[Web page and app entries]
○ ○ ○ ○ ○ ○ ○

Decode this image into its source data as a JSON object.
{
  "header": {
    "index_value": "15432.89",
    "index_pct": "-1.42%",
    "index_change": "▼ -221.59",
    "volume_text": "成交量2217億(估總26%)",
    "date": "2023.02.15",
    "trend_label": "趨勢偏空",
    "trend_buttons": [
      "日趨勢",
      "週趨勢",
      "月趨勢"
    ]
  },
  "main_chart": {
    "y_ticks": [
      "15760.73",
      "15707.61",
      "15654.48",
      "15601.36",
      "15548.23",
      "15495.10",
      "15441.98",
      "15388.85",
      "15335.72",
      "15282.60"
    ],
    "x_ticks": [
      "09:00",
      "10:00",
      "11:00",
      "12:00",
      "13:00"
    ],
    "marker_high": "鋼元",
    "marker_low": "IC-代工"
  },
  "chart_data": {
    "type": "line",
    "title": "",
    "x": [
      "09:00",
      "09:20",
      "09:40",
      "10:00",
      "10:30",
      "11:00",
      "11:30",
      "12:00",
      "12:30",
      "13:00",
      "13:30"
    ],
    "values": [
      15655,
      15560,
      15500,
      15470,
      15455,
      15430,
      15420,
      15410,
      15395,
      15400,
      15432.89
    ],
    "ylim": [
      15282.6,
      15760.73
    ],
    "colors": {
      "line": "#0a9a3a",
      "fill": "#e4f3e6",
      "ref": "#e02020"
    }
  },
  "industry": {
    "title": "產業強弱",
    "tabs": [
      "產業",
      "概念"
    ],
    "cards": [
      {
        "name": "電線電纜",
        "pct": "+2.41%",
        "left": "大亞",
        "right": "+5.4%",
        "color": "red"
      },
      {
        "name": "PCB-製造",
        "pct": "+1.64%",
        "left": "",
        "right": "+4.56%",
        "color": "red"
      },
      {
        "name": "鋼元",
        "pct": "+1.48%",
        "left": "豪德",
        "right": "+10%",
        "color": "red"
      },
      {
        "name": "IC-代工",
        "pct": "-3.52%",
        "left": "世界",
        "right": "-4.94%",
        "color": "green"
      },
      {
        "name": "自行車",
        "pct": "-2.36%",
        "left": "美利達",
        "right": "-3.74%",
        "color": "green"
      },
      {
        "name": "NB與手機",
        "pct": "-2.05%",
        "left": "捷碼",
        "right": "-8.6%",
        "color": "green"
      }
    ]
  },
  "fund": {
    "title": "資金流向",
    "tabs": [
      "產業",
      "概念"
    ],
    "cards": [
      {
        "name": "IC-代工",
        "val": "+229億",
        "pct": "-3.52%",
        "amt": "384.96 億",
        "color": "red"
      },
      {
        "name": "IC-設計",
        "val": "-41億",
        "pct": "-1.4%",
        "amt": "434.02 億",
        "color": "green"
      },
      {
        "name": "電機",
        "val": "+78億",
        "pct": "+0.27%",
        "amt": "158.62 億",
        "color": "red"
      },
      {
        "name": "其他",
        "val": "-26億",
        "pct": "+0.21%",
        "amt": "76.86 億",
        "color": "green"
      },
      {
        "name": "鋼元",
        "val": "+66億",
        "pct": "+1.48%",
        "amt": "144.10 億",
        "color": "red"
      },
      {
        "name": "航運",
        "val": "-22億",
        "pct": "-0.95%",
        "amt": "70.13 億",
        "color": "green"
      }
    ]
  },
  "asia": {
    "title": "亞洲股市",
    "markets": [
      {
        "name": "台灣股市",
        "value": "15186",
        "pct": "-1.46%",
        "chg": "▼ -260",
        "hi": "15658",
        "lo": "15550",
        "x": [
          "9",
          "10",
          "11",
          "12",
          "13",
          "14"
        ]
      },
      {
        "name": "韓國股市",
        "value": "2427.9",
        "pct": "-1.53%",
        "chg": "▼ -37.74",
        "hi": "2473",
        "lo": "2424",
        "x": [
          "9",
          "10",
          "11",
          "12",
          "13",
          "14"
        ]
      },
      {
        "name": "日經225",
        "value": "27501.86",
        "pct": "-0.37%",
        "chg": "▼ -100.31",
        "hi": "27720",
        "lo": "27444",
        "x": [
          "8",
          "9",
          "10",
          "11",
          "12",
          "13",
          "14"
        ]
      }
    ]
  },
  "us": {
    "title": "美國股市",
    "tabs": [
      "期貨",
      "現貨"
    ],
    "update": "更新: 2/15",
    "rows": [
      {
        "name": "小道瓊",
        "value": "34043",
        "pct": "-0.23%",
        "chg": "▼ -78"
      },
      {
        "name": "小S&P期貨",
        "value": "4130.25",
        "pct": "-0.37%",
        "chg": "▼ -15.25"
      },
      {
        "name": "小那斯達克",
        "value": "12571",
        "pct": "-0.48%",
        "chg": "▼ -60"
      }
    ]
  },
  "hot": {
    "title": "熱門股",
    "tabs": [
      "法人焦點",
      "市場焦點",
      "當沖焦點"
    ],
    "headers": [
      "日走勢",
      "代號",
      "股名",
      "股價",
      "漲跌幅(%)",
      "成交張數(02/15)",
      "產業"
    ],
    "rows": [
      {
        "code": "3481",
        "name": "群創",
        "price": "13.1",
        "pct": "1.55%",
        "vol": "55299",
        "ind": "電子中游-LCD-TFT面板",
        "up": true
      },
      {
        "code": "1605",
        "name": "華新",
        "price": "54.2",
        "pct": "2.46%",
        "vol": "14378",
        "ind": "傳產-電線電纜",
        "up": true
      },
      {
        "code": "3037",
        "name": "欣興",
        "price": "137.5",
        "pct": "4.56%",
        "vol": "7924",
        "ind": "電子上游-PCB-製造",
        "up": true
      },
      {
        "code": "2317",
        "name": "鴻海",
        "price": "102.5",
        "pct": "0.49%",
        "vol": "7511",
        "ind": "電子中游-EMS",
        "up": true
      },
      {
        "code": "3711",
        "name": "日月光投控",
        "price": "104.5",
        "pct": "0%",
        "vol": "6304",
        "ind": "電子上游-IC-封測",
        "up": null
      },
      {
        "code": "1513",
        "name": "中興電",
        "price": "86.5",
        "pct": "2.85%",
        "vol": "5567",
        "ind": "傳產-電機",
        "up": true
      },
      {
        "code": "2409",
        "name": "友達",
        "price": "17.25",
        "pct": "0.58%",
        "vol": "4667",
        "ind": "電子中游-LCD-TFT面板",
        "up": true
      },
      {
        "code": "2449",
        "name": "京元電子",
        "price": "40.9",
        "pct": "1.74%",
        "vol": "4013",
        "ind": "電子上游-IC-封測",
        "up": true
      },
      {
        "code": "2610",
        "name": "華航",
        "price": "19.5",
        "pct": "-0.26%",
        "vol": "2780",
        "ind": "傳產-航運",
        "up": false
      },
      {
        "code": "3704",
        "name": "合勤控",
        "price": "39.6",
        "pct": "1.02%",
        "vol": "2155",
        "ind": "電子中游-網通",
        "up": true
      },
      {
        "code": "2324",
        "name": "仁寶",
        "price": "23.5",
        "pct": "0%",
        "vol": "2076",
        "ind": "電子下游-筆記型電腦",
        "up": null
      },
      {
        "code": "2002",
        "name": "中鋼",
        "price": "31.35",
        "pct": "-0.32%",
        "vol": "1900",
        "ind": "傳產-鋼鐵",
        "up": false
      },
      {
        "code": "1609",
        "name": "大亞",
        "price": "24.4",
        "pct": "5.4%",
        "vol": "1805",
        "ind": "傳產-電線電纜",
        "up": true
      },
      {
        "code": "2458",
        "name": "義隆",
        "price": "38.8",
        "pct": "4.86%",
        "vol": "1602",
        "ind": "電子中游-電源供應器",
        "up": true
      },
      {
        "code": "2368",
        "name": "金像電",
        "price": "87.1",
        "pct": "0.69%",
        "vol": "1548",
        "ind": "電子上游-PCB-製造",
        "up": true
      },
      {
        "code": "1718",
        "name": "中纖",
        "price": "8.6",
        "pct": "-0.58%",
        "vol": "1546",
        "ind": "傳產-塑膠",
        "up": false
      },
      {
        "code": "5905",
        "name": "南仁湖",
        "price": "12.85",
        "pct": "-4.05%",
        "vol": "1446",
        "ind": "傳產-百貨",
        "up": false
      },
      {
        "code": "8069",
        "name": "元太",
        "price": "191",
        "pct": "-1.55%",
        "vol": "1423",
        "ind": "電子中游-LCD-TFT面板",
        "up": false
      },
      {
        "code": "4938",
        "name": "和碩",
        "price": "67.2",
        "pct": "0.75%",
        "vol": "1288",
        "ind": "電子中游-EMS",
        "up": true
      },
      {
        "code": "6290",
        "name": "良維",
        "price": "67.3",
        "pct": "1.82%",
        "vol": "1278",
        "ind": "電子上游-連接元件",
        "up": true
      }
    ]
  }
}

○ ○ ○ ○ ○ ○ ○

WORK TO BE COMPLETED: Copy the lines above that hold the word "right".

SOLUTION TO THE EXERCISE:
        "right": "+5.4%",
        "right": "+4.56%",
        "right": "+10%",
        "right": "-4.94%",
        "right": "-3.74%",
        "right": "-8.6%",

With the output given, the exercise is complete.